The ‘Sheffield Motor Neurone Disorders Research Advisory Group’ (SMND RAG) is a committee that brings together patients and carers from the South Yorkshire area who wish to be actively involved in ensuring patient and public involvement in Sheffield MND research.
If you are interested in becoming involved with the group you can access more details about the role and application form here or please contact us at email@example.com for more details.

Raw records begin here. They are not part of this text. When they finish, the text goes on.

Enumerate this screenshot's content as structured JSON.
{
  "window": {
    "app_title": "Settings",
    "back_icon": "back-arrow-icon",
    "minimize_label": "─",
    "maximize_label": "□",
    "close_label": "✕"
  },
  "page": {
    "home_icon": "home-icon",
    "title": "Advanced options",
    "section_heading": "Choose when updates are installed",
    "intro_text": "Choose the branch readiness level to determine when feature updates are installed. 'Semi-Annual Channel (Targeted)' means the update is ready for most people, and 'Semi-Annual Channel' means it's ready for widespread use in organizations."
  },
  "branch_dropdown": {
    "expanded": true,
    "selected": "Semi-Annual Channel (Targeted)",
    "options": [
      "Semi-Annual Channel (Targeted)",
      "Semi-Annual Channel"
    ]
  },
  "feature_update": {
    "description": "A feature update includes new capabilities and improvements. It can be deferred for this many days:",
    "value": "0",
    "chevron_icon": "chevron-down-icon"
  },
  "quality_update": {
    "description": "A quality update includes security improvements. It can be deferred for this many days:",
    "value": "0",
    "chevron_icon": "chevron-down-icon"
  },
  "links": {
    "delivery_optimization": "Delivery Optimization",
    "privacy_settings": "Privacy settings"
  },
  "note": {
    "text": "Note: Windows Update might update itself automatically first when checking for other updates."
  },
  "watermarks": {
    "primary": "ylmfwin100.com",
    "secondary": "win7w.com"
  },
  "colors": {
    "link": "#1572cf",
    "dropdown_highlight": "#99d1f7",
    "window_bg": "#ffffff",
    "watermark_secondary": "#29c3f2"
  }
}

You are also welcome to attend a meeting and can have a tour of SITraN to see if you would like to become involved with this group
Feedback from Annette Taylor following her appointment as the new Co-ordinator for the SMND RAG.
“I am delighted to be appointed as the Co-ordinator for the SMND RAG. I have been involved with the group since it began in 2009 and look forward to the challenge of the new role.”
Members of the SMND RAG were interviewed as part of a project to explore the experiences of patients, carers, volunteers and researchers at SITraN (Sheffield Institute for Translational Neuroscience) in Sheffield. For more information on the projects findings please click here.
Last year (Feb 2016) NICE published a national guideline about the assessment and management of Motor Neurone Disease (MND-assessment and management nice.org.uk/guidance/ng42) which aims to improve care for people living with MND from diagnosis to end of life.
It covers a number of areas of concern, making recommendations for practice based on the available evidence and recommendations for future research.
Some of the areas covered had been reviewed previously in a respiratory management guideline (Motor Neurone Disease – the use of non-invasive ventilation in the management of motor neurone disease. NICE CG105 2010) which made recommendations about diagnosis and multi-disciplinary team working as well as respiratory assessment and management. These recommendations are included in this more comprehensive guideline (NG42) and where additional ones have been made this is indicated in the guideline (new for 2016).
Recommendations have been made for the first time in the following areas:
• cognitive assessment
• psychological and social care support
• planning for end of life
• managing symptoms including muscle problems, saliva, equipment and adaptations, nutrition and feeding tubes, communication including ACC and cough effectiveness.
These guidelines offer comprehensive evidence-based recommendations, providing patients and carers with the knowledge to make informed decisions about their care and placing a responsibility on providers (health care professionals and commissioners) to ensure equitable care and access to that care.
For more information please click here